    WHST.6-8.1a Introduce claim(s) about a topic or issue, acknowledge and distinguish the claim(s) from alternate or opposing claims, and organize the reasons and evidence logically.

    WHST.6-8.1b Support claim(s) with logical reasoning and relevant, accurate data and evidence that demonstrate an understanding of the topic or text, using credible sources.

    WHST.6-8.1c Use words, phrases, and clauses to create cohesion and clarify the relationships among claim(s), counterclaims, reasons, and evidence.

    WHST.6-8.1d Establish and maintain a formal style.

    WHST.6-8.1e Provide a concluding statement or section that follows from and supports the argument presented.

    WHST.6-8.2 Write informative/explanatory texts, including the narration of historical events, scientific procedures/ experiments, or technical processes.

    WHST.6-8.2a Introduce a topic clearly, previewing what is to follow; organize ideas, concepts, and information into broader categories as appropriate to achieving purpose; include formatting (e.g., headings), graphics (e.g., charts, tables), and multimedia when useful to aiding comprehension.

    WHST.6-8.2b Develop the topic with relevant, well-chosen facts, definitions, concrete details, quotations, or other information and examples.

    WHST.6-8.2c Use appropriate and varied transitions to create cohesion and clarify the relationships among ideas and concepts.

    WHST.6-8.2d Use precise language and domain-specific vocabulary to inform about or explain the topic.

    WHST.6-8.2e Establish and maintain a formal style and objective tone.

    WHST.6-8.2f Provide a concluding statement or section that follows from and supports the information or explanation presented. 

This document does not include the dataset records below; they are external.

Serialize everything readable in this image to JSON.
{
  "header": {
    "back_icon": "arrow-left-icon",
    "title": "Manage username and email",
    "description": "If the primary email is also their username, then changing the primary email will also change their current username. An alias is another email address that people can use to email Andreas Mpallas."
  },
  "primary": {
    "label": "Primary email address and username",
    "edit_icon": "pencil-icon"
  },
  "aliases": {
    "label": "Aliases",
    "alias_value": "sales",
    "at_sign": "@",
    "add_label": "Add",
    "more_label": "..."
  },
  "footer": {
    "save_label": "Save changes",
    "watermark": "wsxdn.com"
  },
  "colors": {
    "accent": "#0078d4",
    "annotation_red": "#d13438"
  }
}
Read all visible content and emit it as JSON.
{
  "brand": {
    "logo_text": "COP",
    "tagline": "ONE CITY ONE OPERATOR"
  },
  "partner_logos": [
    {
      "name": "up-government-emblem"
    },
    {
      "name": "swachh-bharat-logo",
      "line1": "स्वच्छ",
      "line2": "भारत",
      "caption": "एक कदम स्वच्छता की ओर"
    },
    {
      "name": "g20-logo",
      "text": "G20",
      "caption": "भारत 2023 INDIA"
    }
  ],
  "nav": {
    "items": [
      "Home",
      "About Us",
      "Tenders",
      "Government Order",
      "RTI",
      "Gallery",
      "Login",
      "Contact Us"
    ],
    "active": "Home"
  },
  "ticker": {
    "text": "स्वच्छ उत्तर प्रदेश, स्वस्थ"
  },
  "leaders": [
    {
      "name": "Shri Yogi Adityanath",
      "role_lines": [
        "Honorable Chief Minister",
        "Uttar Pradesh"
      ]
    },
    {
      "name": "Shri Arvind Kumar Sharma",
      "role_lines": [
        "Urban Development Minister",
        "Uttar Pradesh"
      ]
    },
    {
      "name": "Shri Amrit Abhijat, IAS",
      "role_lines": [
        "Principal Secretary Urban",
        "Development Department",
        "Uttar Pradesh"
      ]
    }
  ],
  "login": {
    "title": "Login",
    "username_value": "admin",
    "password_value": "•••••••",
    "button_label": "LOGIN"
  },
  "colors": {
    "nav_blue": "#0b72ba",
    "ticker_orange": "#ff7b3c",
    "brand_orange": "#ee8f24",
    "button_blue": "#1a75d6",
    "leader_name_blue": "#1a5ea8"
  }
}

    WHST.6-8.4 Produce clear and coherent writing in which the development, organization, and style are appropriate to task, purpose, and audience.

    WHST.6-8.5 With some guidance and support from peers and adults, develop and strengthen writing as needed by planning, revising, editing, rewriting, or trying a new approach, focusing on how well purpose and audience have been addressed.

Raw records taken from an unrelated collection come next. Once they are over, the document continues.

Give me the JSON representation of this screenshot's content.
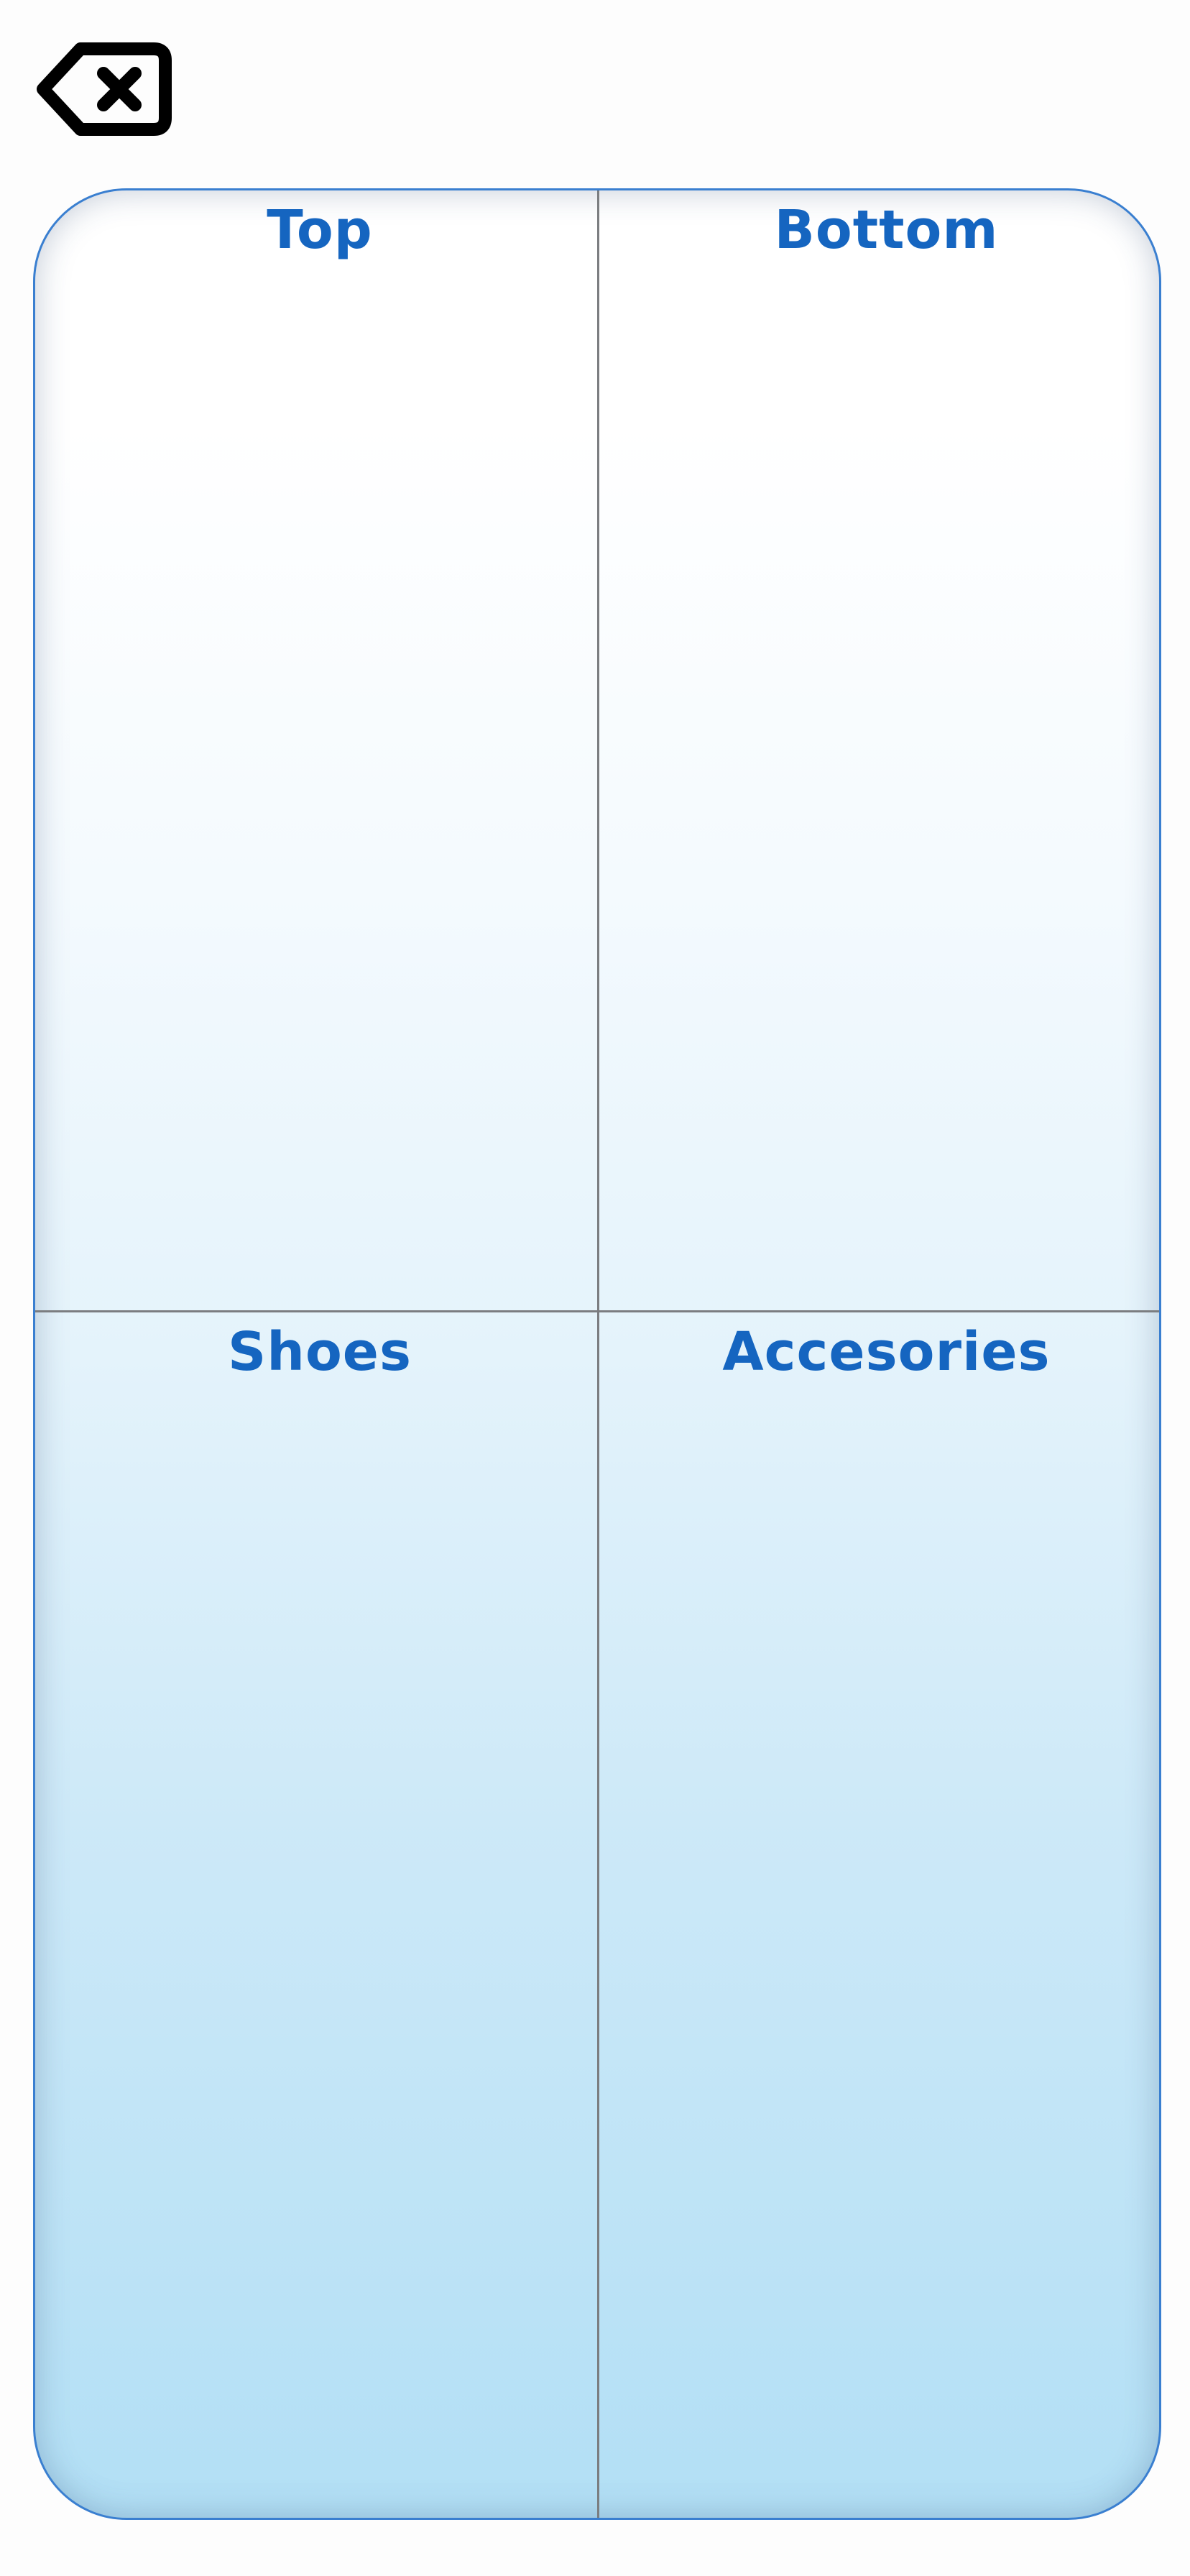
{
  "header": {
    "back_icon": "backspace-x-icon"
  },
  "board": {
    "border_color": "#3a7fd0",
    "label_color": "#1565c0",
    "categories": [
      {
        "label": "Top"
      },
      {
        "label": "Bottom"
      },
      {
        "label": "Shoes"
      },
      {
        "label": "Accesories"
      }
    ]
  }
}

    WHST.6-8.6 Use technology, including the Internet, to produce and publish writing and present the relationships between information and ideas clearly and efficiently. Research to Build and Present Knowledge

    WHST.6-8.7 Conduct short research projects to answer a question (including a selfgenerated question), drawing on several sources and generating additional related, focused questions that allow for multiple avenues of exploration.

    WHST.6-8.8 Gather relevant information from multiple print and digital sources, using search terms effectively; assess the credibility and accuracy of each source; and quote or paraphrase the data and conclusions of others while avoiding plagiarism and following a standard format for citation.

    WHST.6-8.9 Draw evidence from informational texts to support analysis reflection, and research. Range of Writing

    WHST.6-8.10 Write routinely over extended time frames (time for reflection and revision) and shorter time frames (a single sitting or a day or two) for a range of discipline-specific tasks, purposes, and audiences.